[RAW DATA — start]
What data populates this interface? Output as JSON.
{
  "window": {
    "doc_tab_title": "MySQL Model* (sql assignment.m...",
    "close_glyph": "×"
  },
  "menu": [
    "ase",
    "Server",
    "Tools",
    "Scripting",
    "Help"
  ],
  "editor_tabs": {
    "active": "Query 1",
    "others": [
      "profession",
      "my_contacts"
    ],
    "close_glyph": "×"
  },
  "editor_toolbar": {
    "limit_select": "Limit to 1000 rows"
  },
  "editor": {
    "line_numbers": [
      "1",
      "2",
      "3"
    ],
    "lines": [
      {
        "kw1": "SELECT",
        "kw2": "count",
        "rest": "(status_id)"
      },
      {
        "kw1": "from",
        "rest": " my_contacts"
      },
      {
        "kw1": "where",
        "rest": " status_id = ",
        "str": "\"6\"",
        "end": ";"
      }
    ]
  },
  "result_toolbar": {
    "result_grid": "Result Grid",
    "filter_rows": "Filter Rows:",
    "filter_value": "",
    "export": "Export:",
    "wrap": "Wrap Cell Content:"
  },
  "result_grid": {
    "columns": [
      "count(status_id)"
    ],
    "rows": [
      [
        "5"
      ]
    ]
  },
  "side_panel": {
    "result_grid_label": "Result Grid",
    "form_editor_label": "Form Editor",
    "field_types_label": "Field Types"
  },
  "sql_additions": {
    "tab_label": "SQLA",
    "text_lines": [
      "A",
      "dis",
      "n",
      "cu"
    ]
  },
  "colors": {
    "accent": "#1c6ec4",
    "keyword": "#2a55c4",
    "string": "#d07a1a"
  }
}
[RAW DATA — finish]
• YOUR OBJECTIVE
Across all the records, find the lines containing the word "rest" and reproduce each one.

• EXPECTED ANSWER
        "rest": "(status_id)"
        "rest": " my_contacts"
        "rest": " status_id = ",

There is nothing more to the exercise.